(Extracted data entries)
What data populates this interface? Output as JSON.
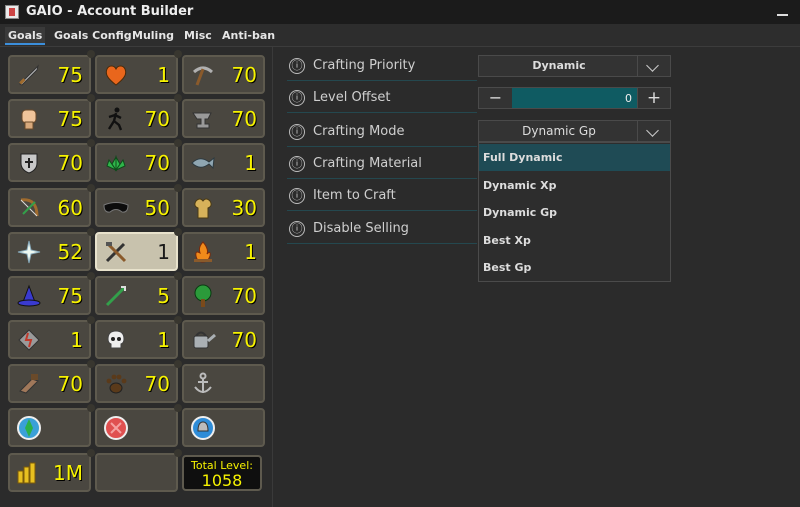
{
  "window": {
    "title": "GAIO - Account Builder"
  },
  "tabs": [
    {
      "label": "Goals"
    },
    {
      "label": "Goals Config"
    },
    {
      "label": "Muling"
    },
    {
      "label": "Misc"
    },
    {
      "label": "Anti-ban"
    }
  ],
  "skills": {
    "attack": "75",
    "hitpoints": "1",
    "mining": "70",
    "strength": "75",
    "agility": "70",
    "smithing": "70",
    "defence": "70",
    "herblore": "70",
    "fishing": "1",
    "ranged": "60",
    "thieving": "50",
    "cooking": "30",
    "prayer": "52",
    "crafting": "1",
    "firemaking": "1",
    "magic": "75",
    "fletching": "5",
    "woodcutting": "70",
    "runecraft": "1",
    "slayer": "1",
    "farming": "70",
    "construction": "70",
    "hunter": "70",
    "coins": "1M"
  },
  "total_level": {
    "label": "Total Level:",
    "value": "1058"
  },
  "settings": {
    "crafting_priority": {
      "label": "Crafting Priority",
      "value": "Dynamic"
    },
    "level_offset": {
      "label": "Level Offset",
      "value": "0"
    },
    "crafting_mode": {
      "label": "Crafting Mode",
      "value": "Dynamic Gp"
    },
    "crafting_material": {
      "label": "Crafting Material"
    },
    "item_to_craft": {
      "label": "Item to Craft"
    },
    "disable_selling": {
      "label": "Disable Selling"
    }
  },
  "mode_options": [
    "Full Dynamic",
    "Dynamic Xp",
    "Dynamic Gp",
    "Best Xp",
    "Best Gp"
  ],
  "colors": {
    "accent": "#3b8edb",
    "level_text": "#f7f300",
    "highlight": "#1f4b55",
    "stepper_field": "#0f5b62"
  },
  "icons": {
    "info": "ⓘ",
    "minus": "−",
    "plus": "+"
  }
}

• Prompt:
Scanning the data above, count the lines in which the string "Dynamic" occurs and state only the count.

• Final answer:
5